> YOUR GOAL: Those lines of the data that hold the word "context" are to be copied out.

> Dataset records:
-=-=-

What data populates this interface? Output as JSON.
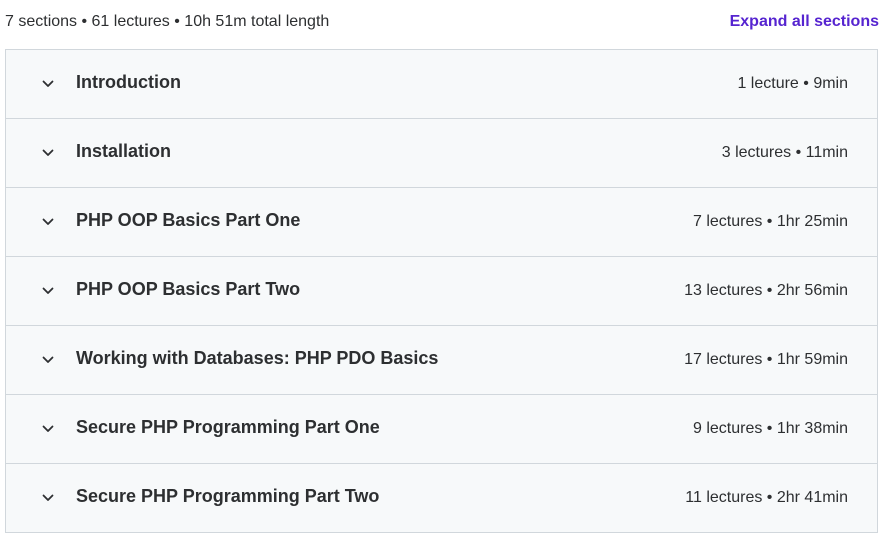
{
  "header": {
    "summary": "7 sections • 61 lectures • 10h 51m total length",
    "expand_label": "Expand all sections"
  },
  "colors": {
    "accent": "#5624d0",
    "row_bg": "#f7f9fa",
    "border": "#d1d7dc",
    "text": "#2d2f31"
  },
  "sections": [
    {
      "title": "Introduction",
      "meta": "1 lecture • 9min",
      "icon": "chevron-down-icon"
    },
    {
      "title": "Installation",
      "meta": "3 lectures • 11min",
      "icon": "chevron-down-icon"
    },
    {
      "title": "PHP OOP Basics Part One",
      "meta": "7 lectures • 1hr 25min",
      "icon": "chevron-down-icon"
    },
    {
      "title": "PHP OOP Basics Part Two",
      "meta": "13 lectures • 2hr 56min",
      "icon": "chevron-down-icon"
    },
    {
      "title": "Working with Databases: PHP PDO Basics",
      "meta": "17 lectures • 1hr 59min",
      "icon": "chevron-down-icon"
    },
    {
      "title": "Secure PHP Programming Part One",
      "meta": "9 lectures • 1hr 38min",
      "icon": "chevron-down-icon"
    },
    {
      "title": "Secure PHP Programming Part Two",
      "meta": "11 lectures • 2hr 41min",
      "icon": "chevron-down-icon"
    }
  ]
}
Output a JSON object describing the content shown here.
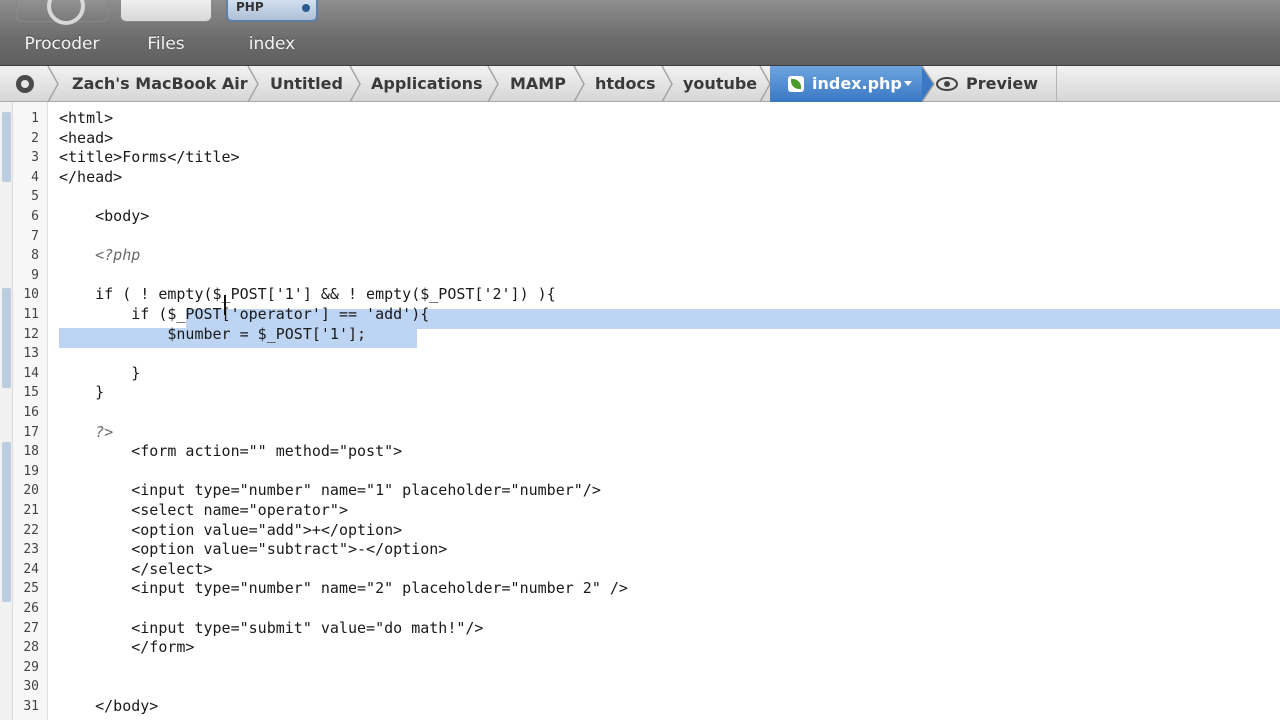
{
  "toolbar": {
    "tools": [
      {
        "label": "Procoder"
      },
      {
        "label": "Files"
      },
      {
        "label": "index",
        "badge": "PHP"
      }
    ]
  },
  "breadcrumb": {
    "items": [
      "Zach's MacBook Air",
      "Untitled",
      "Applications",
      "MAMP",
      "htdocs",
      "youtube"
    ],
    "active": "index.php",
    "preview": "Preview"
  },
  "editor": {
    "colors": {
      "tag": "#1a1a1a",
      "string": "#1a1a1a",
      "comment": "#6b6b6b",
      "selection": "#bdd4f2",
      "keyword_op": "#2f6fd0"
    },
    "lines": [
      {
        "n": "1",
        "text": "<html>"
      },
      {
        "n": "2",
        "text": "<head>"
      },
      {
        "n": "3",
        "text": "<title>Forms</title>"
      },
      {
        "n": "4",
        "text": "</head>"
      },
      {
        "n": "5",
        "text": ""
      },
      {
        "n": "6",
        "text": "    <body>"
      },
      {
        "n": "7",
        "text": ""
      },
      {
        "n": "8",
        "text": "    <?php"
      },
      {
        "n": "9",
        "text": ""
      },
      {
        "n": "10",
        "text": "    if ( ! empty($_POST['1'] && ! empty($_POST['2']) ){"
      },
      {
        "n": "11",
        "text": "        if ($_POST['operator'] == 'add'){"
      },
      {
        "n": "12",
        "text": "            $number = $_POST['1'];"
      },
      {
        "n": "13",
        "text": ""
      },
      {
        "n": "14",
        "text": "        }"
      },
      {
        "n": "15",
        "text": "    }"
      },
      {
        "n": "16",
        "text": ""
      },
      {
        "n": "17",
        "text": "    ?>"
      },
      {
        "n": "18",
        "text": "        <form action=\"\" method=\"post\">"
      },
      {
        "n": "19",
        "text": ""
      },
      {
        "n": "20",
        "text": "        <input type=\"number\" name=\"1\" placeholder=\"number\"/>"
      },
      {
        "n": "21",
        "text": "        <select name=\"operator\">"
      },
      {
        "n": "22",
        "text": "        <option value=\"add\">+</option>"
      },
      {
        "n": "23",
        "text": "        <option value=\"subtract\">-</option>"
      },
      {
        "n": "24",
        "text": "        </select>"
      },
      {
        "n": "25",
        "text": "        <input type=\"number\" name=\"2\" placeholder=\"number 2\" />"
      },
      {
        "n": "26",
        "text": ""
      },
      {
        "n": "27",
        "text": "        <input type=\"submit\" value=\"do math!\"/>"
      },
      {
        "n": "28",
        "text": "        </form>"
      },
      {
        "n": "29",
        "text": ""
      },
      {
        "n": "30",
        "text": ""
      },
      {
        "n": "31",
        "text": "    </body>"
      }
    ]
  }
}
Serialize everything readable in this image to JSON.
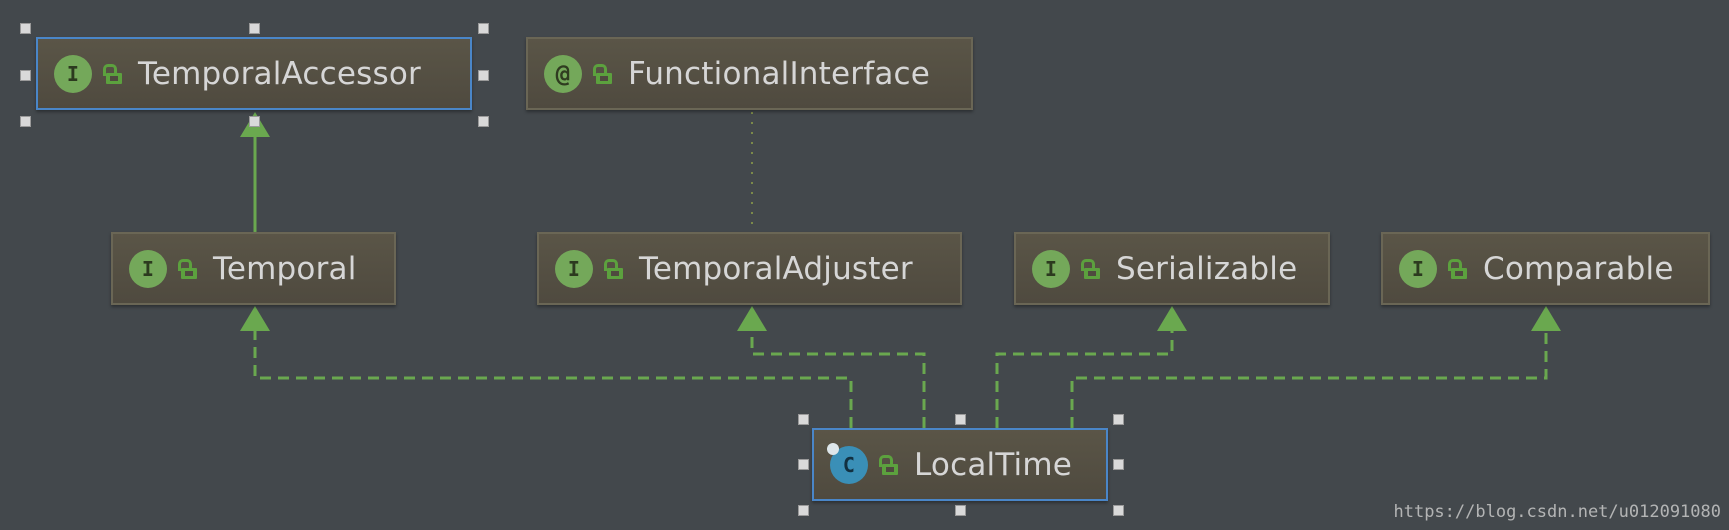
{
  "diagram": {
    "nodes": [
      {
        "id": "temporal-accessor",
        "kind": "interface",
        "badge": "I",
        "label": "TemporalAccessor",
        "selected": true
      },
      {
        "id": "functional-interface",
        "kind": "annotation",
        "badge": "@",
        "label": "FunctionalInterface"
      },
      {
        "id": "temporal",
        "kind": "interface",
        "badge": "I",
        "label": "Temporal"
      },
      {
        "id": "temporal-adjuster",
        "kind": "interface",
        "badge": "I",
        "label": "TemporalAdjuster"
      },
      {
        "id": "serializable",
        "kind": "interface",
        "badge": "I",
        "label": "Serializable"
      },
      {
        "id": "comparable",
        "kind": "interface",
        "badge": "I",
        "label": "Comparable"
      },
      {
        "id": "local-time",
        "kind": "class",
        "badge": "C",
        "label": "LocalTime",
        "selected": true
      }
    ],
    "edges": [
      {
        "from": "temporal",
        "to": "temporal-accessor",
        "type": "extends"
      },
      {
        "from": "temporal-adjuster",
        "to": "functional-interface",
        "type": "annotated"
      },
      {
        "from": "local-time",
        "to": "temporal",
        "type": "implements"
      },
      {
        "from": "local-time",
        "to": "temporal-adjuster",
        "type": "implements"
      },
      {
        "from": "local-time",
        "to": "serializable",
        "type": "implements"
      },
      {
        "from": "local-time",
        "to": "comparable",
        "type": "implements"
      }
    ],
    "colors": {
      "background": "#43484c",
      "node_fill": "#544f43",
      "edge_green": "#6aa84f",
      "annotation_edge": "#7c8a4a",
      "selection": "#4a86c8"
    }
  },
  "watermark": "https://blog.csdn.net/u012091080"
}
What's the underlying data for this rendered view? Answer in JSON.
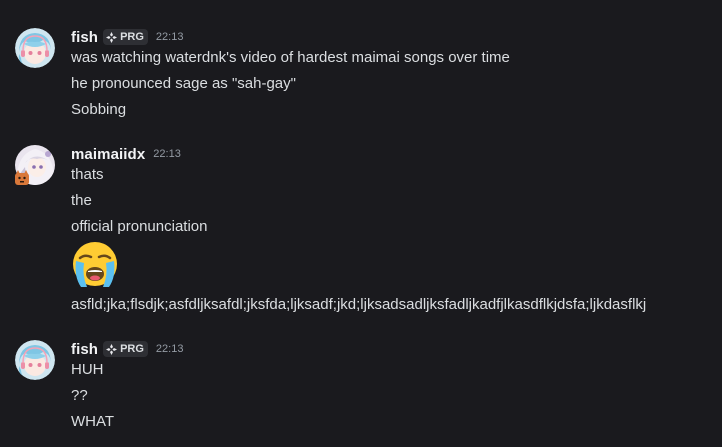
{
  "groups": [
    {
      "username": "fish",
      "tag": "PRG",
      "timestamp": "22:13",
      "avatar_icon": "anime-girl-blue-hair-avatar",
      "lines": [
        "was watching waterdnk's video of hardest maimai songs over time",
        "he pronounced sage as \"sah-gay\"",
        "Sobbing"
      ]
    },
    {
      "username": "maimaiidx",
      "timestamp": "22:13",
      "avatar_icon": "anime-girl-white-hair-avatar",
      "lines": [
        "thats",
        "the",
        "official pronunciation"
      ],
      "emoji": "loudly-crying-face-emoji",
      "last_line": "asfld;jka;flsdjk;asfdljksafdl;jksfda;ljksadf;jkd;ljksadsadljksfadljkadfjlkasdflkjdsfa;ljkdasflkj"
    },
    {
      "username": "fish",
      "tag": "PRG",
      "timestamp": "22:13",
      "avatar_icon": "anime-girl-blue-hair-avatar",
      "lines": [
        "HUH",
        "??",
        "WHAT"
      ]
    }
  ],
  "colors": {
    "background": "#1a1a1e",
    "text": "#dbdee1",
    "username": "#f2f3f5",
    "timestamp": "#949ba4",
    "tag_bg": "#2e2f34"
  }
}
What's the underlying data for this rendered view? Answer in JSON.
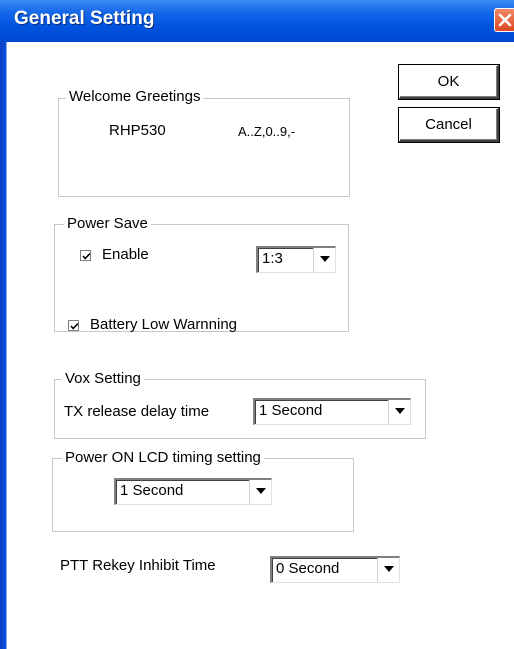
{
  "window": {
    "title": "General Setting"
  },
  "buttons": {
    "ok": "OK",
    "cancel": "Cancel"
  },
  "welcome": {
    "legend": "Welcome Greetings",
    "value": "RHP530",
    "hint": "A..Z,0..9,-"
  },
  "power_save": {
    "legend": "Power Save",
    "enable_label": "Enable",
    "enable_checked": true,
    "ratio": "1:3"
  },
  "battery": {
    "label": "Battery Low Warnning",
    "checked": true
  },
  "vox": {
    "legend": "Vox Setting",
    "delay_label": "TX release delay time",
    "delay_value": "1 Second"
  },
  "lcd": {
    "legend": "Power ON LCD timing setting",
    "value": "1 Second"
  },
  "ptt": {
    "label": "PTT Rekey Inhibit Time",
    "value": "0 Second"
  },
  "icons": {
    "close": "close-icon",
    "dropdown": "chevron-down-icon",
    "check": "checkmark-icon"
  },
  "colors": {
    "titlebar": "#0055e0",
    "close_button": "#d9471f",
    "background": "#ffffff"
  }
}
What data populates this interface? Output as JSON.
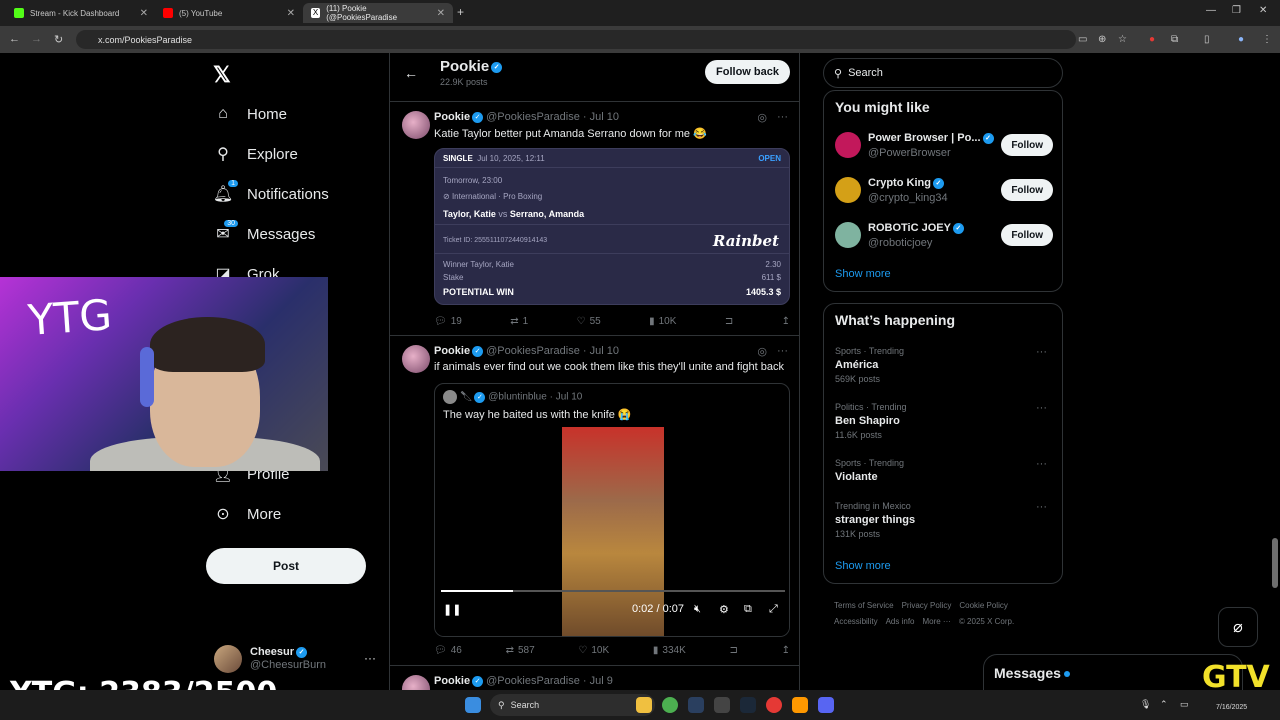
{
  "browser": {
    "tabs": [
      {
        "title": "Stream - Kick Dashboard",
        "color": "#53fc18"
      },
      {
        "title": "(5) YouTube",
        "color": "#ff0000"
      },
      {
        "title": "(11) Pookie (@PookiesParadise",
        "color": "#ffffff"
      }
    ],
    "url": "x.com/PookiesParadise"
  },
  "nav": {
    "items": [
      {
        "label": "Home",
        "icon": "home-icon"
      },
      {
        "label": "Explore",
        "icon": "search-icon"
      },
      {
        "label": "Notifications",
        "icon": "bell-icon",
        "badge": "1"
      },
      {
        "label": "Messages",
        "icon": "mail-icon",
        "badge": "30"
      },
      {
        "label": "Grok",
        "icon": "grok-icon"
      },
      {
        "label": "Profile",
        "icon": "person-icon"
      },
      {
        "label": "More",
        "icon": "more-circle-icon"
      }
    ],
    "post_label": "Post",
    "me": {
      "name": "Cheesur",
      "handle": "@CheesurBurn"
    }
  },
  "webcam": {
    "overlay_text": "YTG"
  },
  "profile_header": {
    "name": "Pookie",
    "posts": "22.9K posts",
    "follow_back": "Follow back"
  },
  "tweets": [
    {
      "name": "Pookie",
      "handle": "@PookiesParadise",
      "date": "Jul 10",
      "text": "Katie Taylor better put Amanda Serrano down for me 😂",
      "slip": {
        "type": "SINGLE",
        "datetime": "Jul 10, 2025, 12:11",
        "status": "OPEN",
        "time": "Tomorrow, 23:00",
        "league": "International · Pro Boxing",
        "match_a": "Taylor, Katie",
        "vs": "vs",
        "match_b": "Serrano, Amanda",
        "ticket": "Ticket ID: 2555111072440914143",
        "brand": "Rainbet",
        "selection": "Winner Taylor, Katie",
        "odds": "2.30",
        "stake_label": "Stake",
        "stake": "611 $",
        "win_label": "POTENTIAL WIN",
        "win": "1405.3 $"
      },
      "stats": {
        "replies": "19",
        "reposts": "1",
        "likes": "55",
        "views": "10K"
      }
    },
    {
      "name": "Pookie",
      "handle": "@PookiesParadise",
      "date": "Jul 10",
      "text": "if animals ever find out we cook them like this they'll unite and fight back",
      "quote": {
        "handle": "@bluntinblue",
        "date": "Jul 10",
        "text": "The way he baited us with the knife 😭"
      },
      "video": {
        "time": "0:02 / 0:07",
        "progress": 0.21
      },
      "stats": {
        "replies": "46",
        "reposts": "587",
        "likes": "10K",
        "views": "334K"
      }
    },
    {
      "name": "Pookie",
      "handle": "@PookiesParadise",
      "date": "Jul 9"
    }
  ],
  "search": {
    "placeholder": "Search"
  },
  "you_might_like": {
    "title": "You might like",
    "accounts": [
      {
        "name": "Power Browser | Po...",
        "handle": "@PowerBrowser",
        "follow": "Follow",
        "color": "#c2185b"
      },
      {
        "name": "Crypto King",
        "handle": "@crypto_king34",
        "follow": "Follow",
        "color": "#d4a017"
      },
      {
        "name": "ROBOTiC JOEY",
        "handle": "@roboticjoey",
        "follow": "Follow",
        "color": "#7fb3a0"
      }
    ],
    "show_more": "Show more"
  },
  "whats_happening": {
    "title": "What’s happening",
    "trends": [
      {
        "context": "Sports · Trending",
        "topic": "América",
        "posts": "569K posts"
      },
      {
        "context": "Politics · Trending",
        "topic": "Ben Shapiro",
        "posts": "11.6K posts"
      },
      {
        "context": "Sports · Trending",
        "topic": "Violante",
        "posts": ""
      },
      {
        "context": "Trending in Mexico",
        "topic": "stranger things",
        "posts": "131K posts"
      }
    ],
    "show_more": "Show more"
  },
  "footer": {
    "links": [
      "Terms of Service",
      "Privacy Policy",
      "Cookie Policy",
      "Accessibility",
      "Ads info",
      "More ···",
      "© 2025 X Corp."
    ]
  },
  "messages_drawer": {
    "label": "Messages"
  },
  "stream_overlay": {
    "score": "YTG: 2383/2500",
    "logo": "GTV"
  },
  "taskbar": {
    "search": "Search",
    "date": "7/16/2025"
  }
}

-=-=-

> OUTPUT OF THE EXERCISE:
        "context": "Sports · Trending",
        "context": "Politics · Trending",
        "context": "Sports · Trending",
        "context": "Trending in Mexico",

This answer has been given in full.